This is not a ‘For Dummies’ step by step. You’ll have to follow some links and understand a few things. I hope these details help you get over some of the rough patches and uncertainties I ran into.

If you can get something attached to the battery ring to pull the driver, consider it. Getting the switch out is annoying. Getting it back in properly (and straight!) is also quite annoying

If you have access to a vice, consider rounding a nail and bending it like you see in some of the other links. Using the unbent S hook requires strong pliers and a moderate amount of whispered cursing.

A little lube on the button retaining ring and where it touches the rubber cover will make it easier to tighten down the ring without spinning the switch in its hole.

Sofirn uses glue… because its designs seem to require it. Don’t be foolish and try to clean it all off the ledge where the driver sits.

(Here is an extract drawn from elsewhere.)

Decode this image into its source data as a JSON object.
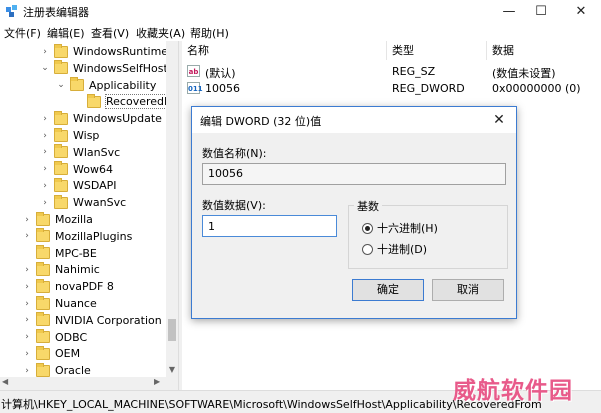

A little glue will make the driver stay in place while you’re reassembling things later.

HARDWARE::

All my parts finally showed up. Odds are high you can find similar items cheaper, but I didn’t want to wait a month for Chinese shipping and wanted to get a quality test clip instead of a ‘mostly works’ copy. I also had an Amazon balance I could dip into.
- CPT-063 Test Clip SOIC8 Pomona 5250
- complete overkill jumper wire set
- USBASP

SOFTWARE/ Config resources I used – Windows Specific:
- ATiny13 flashing tutorial – this has nice pics on jumper wire hookups
- D4v2 flashing instructions – more useful details, and good download links for the two programs you need.
- Toykeeper’s pre-compiled .hex files – Toykeeper has precompiled code for several Anduril lights here. Find the newest one specific to your light

If you want to customize your code, you’ll have to download the source code and an IDE/Compiler. I’m not getting into that right now. If I do, I’ll add something about it.

STUFF:

The SP36 runs an ATiny85

Once you get things hooked up, this is the command to test the connection.
avrdude -p t85 -c usbasp -n

When your connection is tested and working, this is the command to do the flashing. Note, you’ll have to have a hex file in the folder you’re in and use the right hex file name. (the part in bold)
avrdude -c usbasp -p t85 -u -Uflash:w:anduril.2019-08-05.sofirn-sp36.hex

Double check you are using the right file. Accidentally putting FW3A code into an SP36 will provide loads of entertainment as you try to figure out how you’ve just broken your light.

With the driver oriented so the USB-C port is facing left, the controller chip is directly to its right. Pin 1 is on the bottom left.

IMAGES:

Wiring Diagram between USBASP v2.0 and SOIC8 for SP36 / ATiny85. I lucked out – there were just enough different wire colors to do what I needed.

Wires as attached to the USBASP (top view / bottom view)

Wires attached to the test clip (top view / bottom view)

A little lube between the threaded ring and rubber button cover will make things easier on re-assmebly